═══ MATERIAL SUPPLIED

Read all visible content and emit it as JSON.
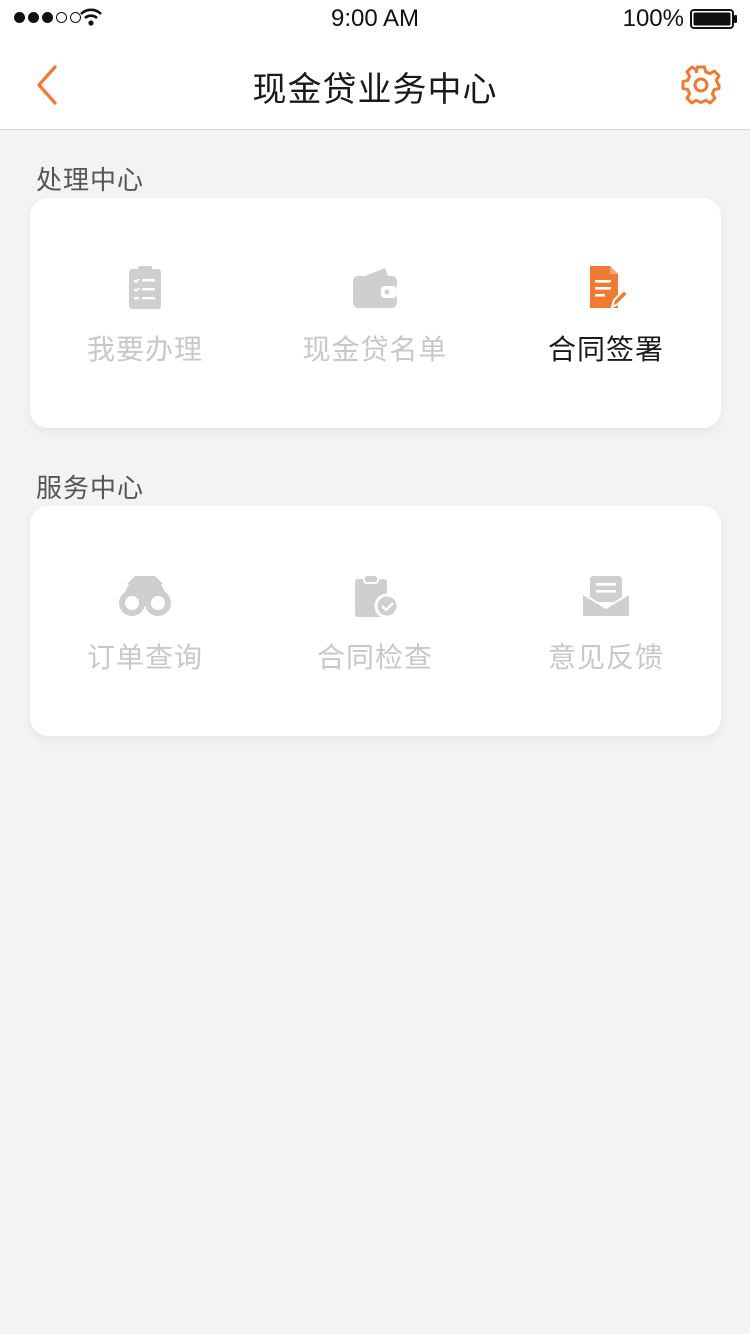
{
  "status_bar": {
    "time": "9:00 AM",
    "battery": "100%"
  },
  "nav": {
    "title": "现金贷业务中心",
    "back_icon": "chevron-left-icon",
    "settings_icon": "gear-icon"
  },
  "colors": {
    "accent": "#f07a32",
    "disabled": "#c8c8c8",
    "text": "#1a1a1a",
    "background": "#f4f3f4"
  },
  "sections": [
    {
      "title": "处理中心",
      "items": [
        {
          "label": "我要办理",
          "icon": "clipboard-list-icon",
          "active": false
        },
        {
          "label": "现金贷名单",
          "icon": "wallet-icon",
          "active": false
        },
        {
          "label": "合同签署",
          "icon": "document-edit-icon",
          "active": true
        }
      ]
    },
    {
      "title": "服务中心",
      "items": [
        {
          "label": "订单查询",
          "icon": "binoculars-icon",
          "active": false
        },
        {
          "label": "合同检查",
          "icon": "clipboard-check-icon",
          "active": false
        },
        {
          "label": "意见反馈",
          "icon": "envelope-icon",
          "active": false
        }
      ]
    }
  ]
}
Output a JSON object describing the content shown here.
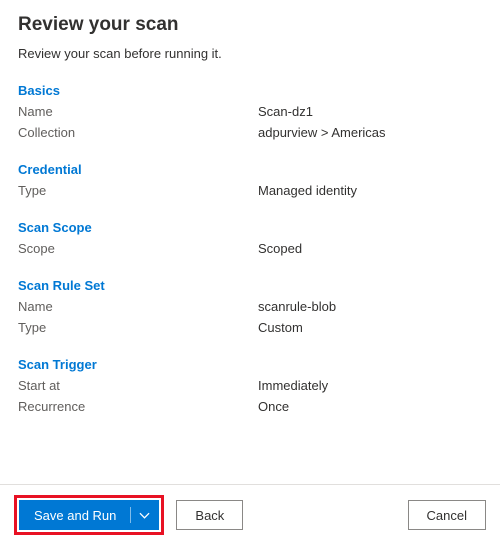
{
  "title": "Review your scan",
  "subtitle": "Review your scan before running it.",
  "sections": {
    "basics": {
      "heading": "Basics",
      "name_label": "Name",
      "name_value": "Scan-dz1",
      "collection_label": "Collection",
      "collection_value": "adpurview > Americas"
    },
    "credential": {
      "heading": "Credential",
      "type_label": "Type",
      "type_value": "Managed identity"
    },
    "scope": {
      "heading": "Scan Scope",
      "scope_label": "Scope",
      "scope_value": "Scoped"
    },
    "ruleset": {
      "heading": "Scan Rule Set",
      "name_label": "Name",
      "name_value": "scanrule-blob",
      "type_label": "Type",
      "type_value": "Custom"
    },
    "trigger": {
      "heading": "Scan Trigger",
      "start_label": "Start at",
      "start_value": "Immediately",
      "recurrence_label": "Recurrence",
      "recurrence_value": "Once"
    }
  },
  "footer": {
    "save_run": "Save and Run",
    "back": "Back",
    "cancel": "Cancel"
  }
}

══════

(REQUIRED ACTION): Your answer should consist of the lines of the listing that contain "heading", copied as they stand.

(SOLUTION TO THE PROBLEM):
      "heading": "Basics",
      "heading": "Credential",
      "heading": "Scan Scope",
      "heading": "Scan Rule Set",
      "heading": "Scan Trigger",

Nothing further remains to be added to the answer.